When I first started out in game development, still in college, I was focusing on Macintosh
projects because that's the hardware I had. I worked largely by myself with several
contractors and hugely helpful friends. Today we might call these "indie" projects.
I used the name Paranoid Productions because when
I found out MacSoft (part of WizardWorks, later acquired by GT Interactive) would be publishing
my first game I had Black Sabbath's Paranoid playing. I turned it up.
The first game I shipped was in 1996 and it was Odyssey: The Legend of Nemesis - a narrative-driven RPG for the Mac.
I was largely inspired by Ultima both in tone and in the dated codebase I was working with.
The game was actually built on the "engine" that powered Bungie's second game, Minotaur.
The game was very narrative-focused and explored a lot of moral themes that I would come back
to in The Suffering and numerous subsequent projects (including my current one).
Damage Incorporated is a first-person shooter where you could command your squad -
an idea that hadn't really been done before (it shipped around the same time as the original Rainbow Six).
The game's story dealt with a homegrown terror threat in the US and was built on Bungie's Marathon 2 engine.
Looking back now, I think it's probably the ugliest game I have ever shipped - partly due to 3D engines
from the 90s dating horribly, partly because I was young. But it still got 4s and 5s from
Macintosh game reviewers, including a 4 out of 5 from Next Generation magazine.
The game came out for Macintosh in 1997 with a Windows port following in 1998.
The game is usually
available on Ebay, both for Mac and PC.
This game also runs only on older Mac OS's. Here's a guide to
getting it to play on newer systems.
Cover art (above) for Damage was made by Glenn Fabry,
at the time best known as the cover artist on the the Preacher comic series. Another artist I was thrilled
to work with, though his painting unjustly didn't end up being used on the box for reasons too tedious to explain.
I was glad to also get Derek Riggs
back on this game, and he did some of the chapter title paintings (see one of them below).
The music on the loading screen was the song "Cosmic Sea" by the band Death.

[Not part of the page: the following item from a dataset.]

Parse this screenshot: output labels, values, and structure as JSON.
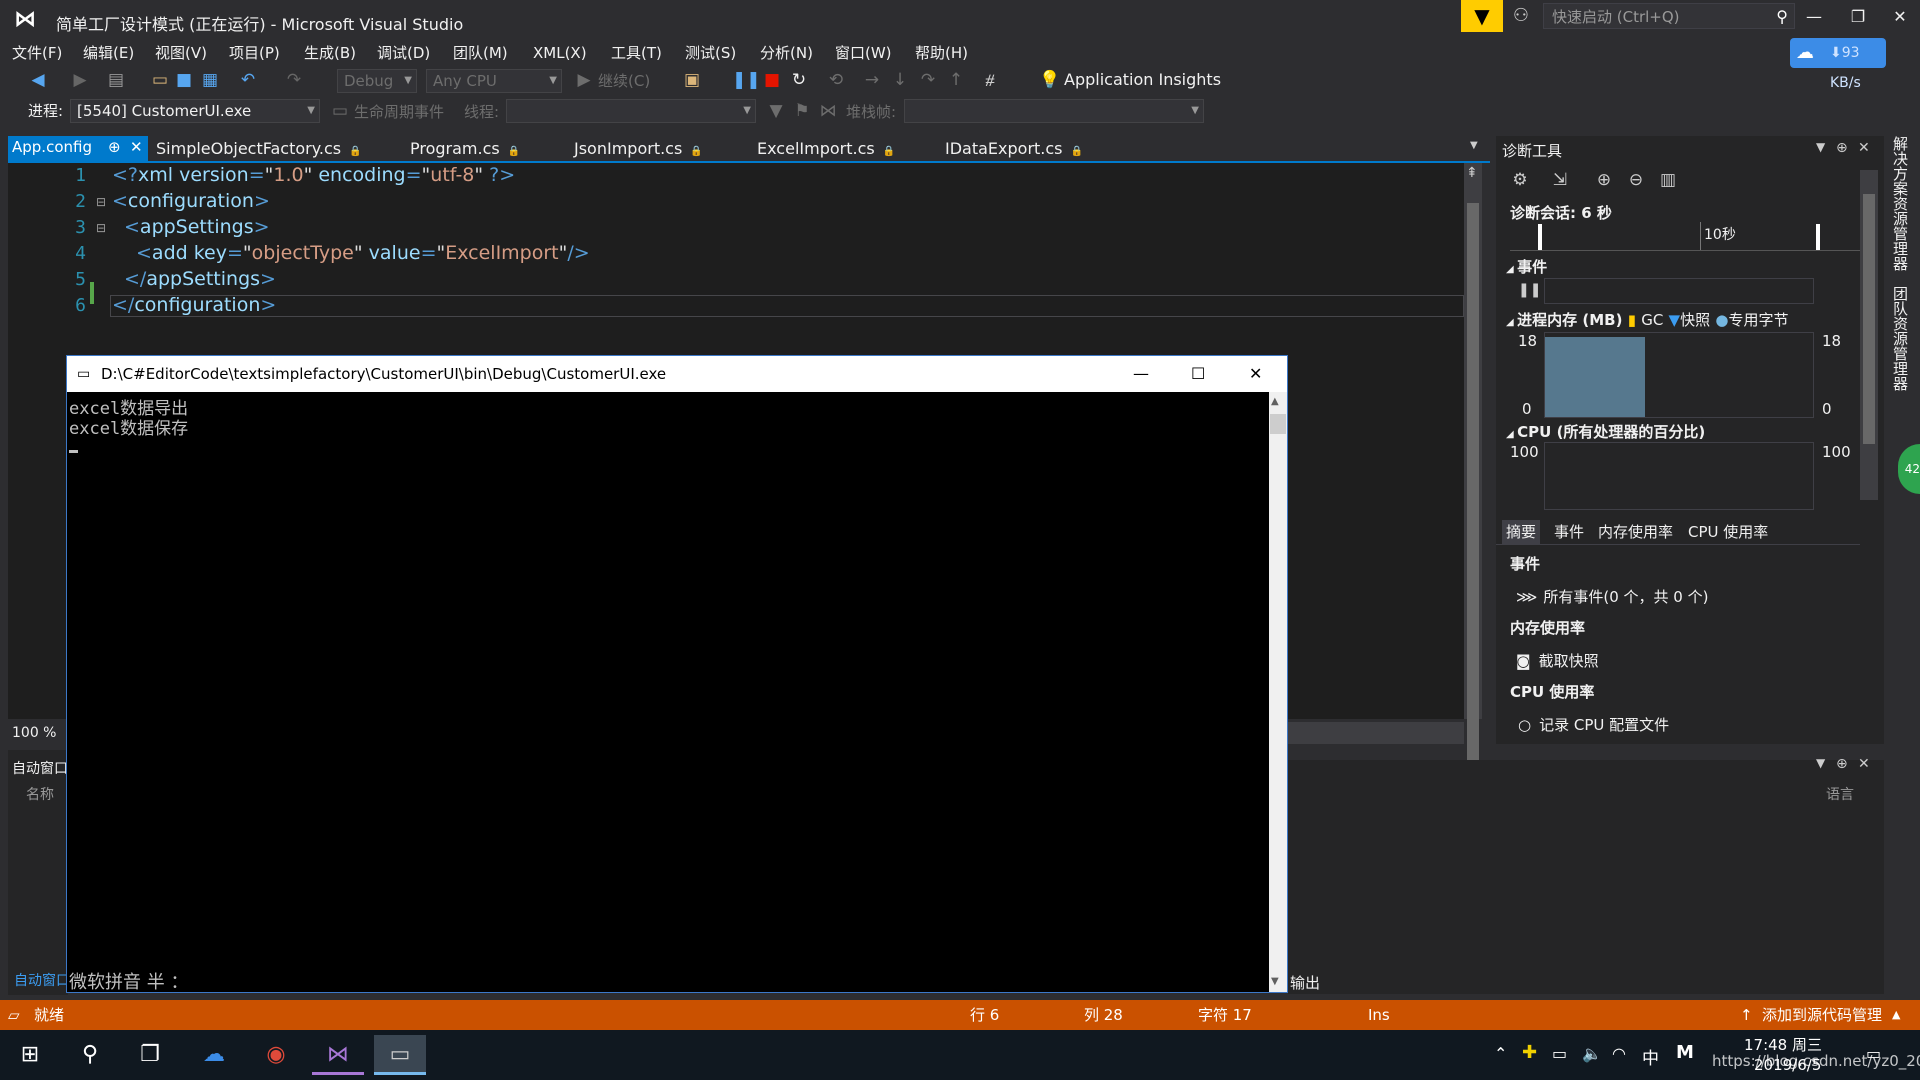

I am very glad I got to talk to composer/Death mainman Chuck Schuldiner during the licensing, and was
greatly saddened when in 2001 he passed from a brain tumor at the way too young age of 34.